Blessed are the peacemakers

“The Sermon on the Mount”, best known of all of Jesus’ discourses, spans chapters 5-7 of Matthew’s gospel and begins with “The Beatitudes”. The seventh beatitude says, “Blessed are the peacemakers, for they shall be called the children of God” (Mathew 5:9).

“The Sermon on the Mount”, best known of all of Jesus’ discourses, spans chapters 5-7 of Matthew’s gospel and begins with “The Beatitudes”. The seventh beatitude says, “Blessed are the peacemakers, for they shall be called the children of God” (Mathew 5:9).

Much could be said, but I’ll highlight just two things. First, it says, “peacemakers,” not “peacekeepers”; this is active, not passive. It is not peace at any price with varying degrees of compromise, but peace at personal cost, based upon clear and definitive convictions.

The second thing is that peacemakers make a difference. A peacemaker will stand for something and subsequently, not fall for everything. Telemachus was such a man.

Telemachus was a Christian from the 4th century. He came from the east (modern day Turkey) to Rome, but when he arrived he was appalled that while many Christians lived in Rome, the populace still enjoyed watching men kill each other in gladiatorial sports. He immediately went to the Coliseum and heard the gladiator chants of “Hail to Caesar; we die for Caesar!”
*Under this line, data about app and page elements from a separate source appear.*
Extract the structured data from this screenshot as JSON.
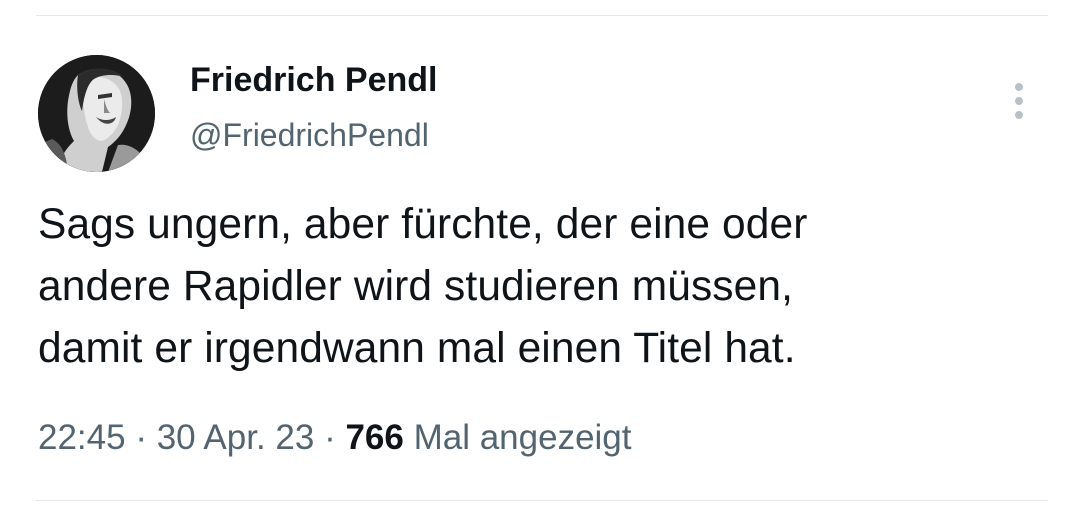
{
  "author": {
    "name": "Friedrich Pendl",
    "handle": "@FriedrichPendl",
    "avatar_icon": "profile-photo-icon"
  },
  "tweet": {
    "lines": [
      "Sags ungern, aber fürchte, der eine oder",
      "andere Rapidler wird studieren müssen,",
      "damit er irgendwann mal einen Titel hat."
    ]
  },
  "meta": {
    "time": "22:45",
    "separator": " · ",
    "date": "30 Apr. 23",
    "views_count": "766",
    "views_label": " Mal angezeigt"
  },
  "more_icon": "more-vertical-icon",
  "colors": {
    "text_primary": "#0f1419",
    "text_secondary": "#536471",
    "divider": "#e6e9eb"
  }
}
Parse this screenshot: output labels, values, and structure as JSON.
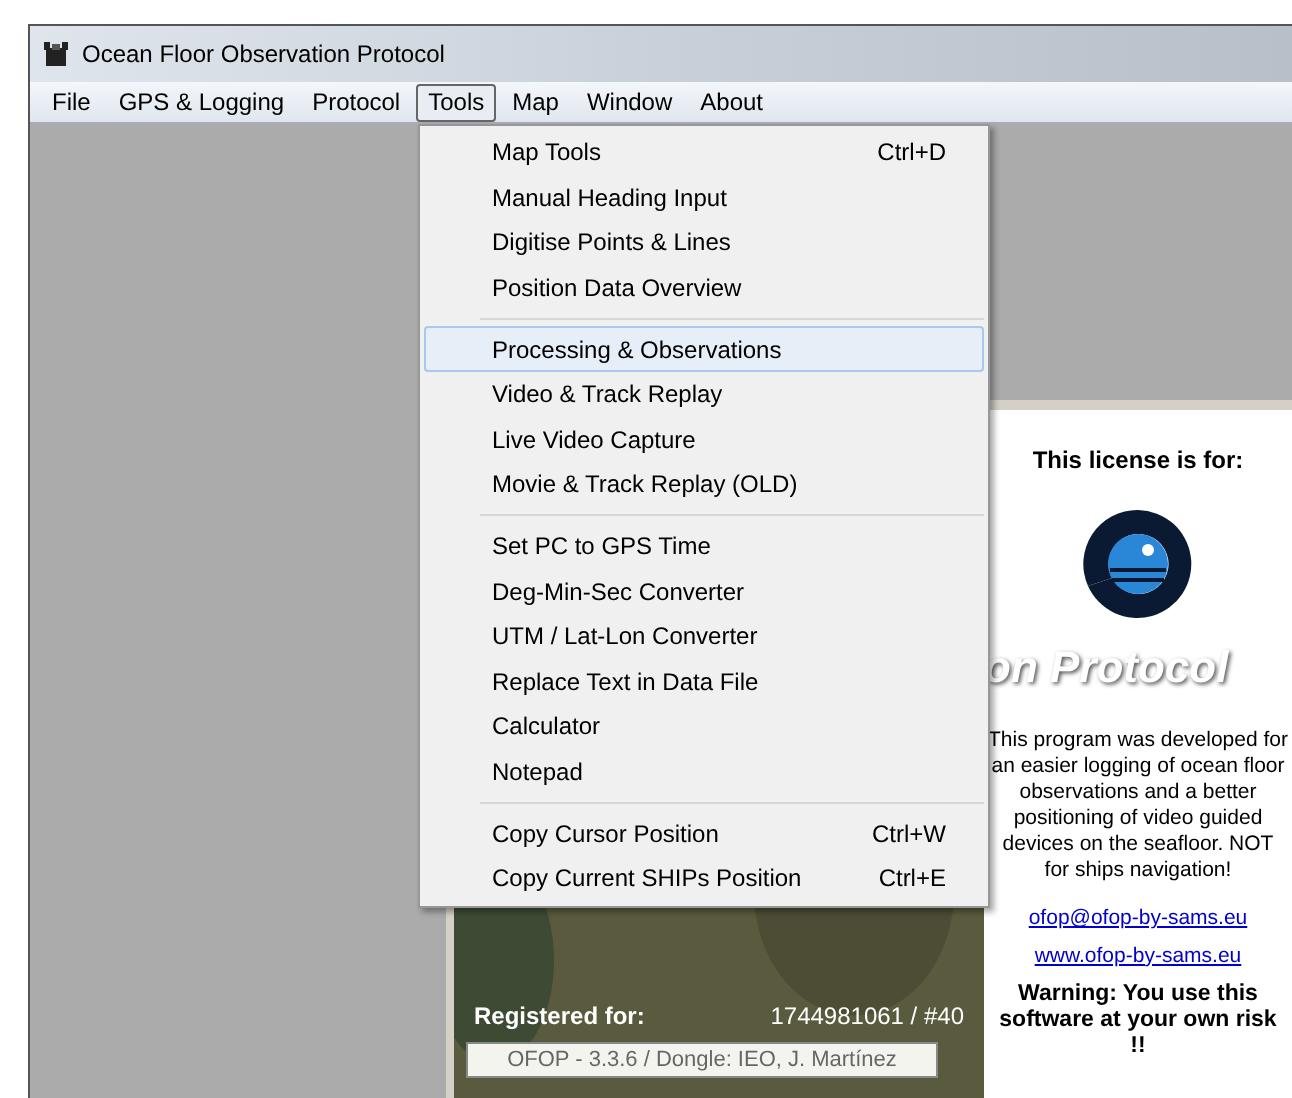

As the participants entered the arena, Telemachus bounded into the stadium and placed himself between two gladiators. He dramatically raised his arms and shouted, “In the name of Christ, forbear!” The crowd screamed, “Run him through!” A gladiator dropped him with the butt end of his sword, but Telemachus rose and again proclaimed, “In the name of Christ, forbear!” The gladiator immediately thrust his sword through Telemachus’ slight body. (The story has variant endings)
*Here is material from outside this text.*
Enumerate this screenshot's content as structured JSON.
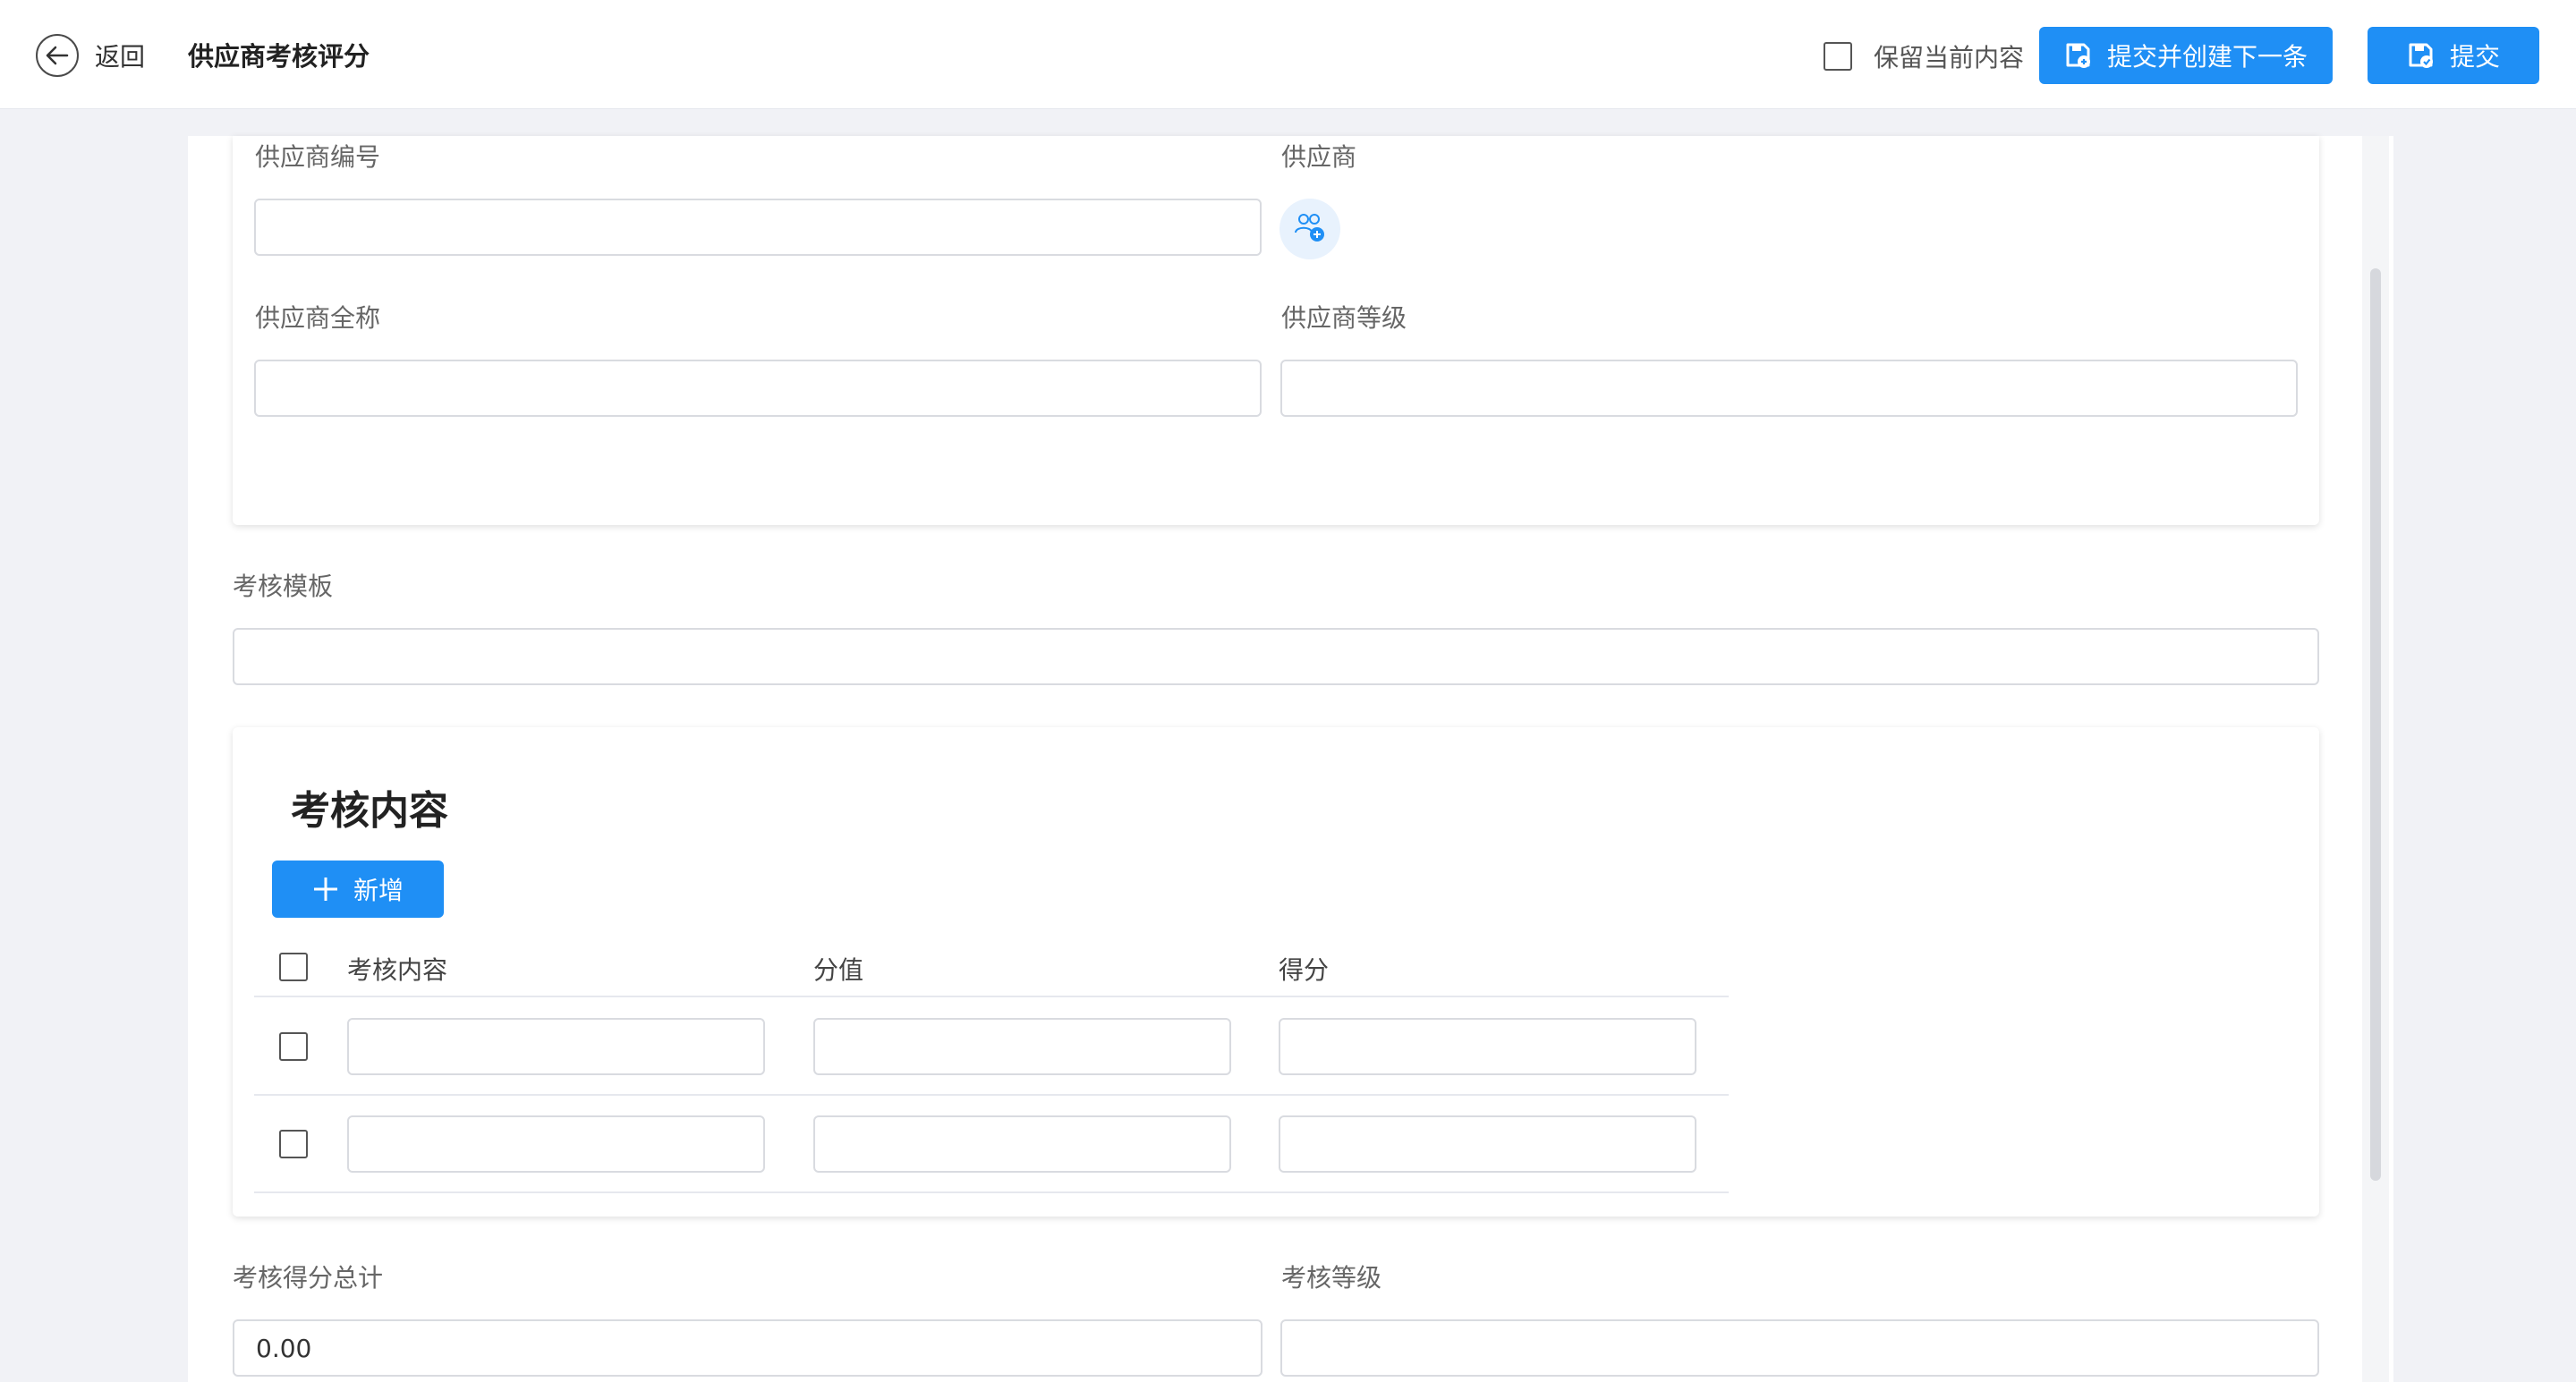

Ronald Reagan shared one possible ending in a prayer breakfast in 1984. He said that as Telemachus lay dying on the sand, the crowd felt shame and within minutes all 80,000 spectators left the arena making this the last known gladiatorial contest in Rome’s history.

No less powerful in its impact, but more reputable historically, is that Telemachus did die in a pool of his own blood, but the crowd angrily and callously stoned him, even after he was dead…and the show went on. Emperor Honorius, a professing Christian himself, heard of the shameful murder of Telemachus and it ultimately motivated him to outlaw gladiator events. Either way, Telemachus’ courage resulted in the end of the barbarous sport. As a child of God, Telemachus was a peacemaker!

We will not likely have to enter the Roman Coliseum or confront gladiators in order to be peacemakers. But becoming children of God by making peace with Him, we have the potential to become peacemakers with our families, our friends, those in our workplace, our church and our communities.

And we make a difference because, “Blessed are the peacemakers, for they shall be called the children of God.”

— Pastor Ross Helgeton is senior pastor at Erskine Evangelical Free Church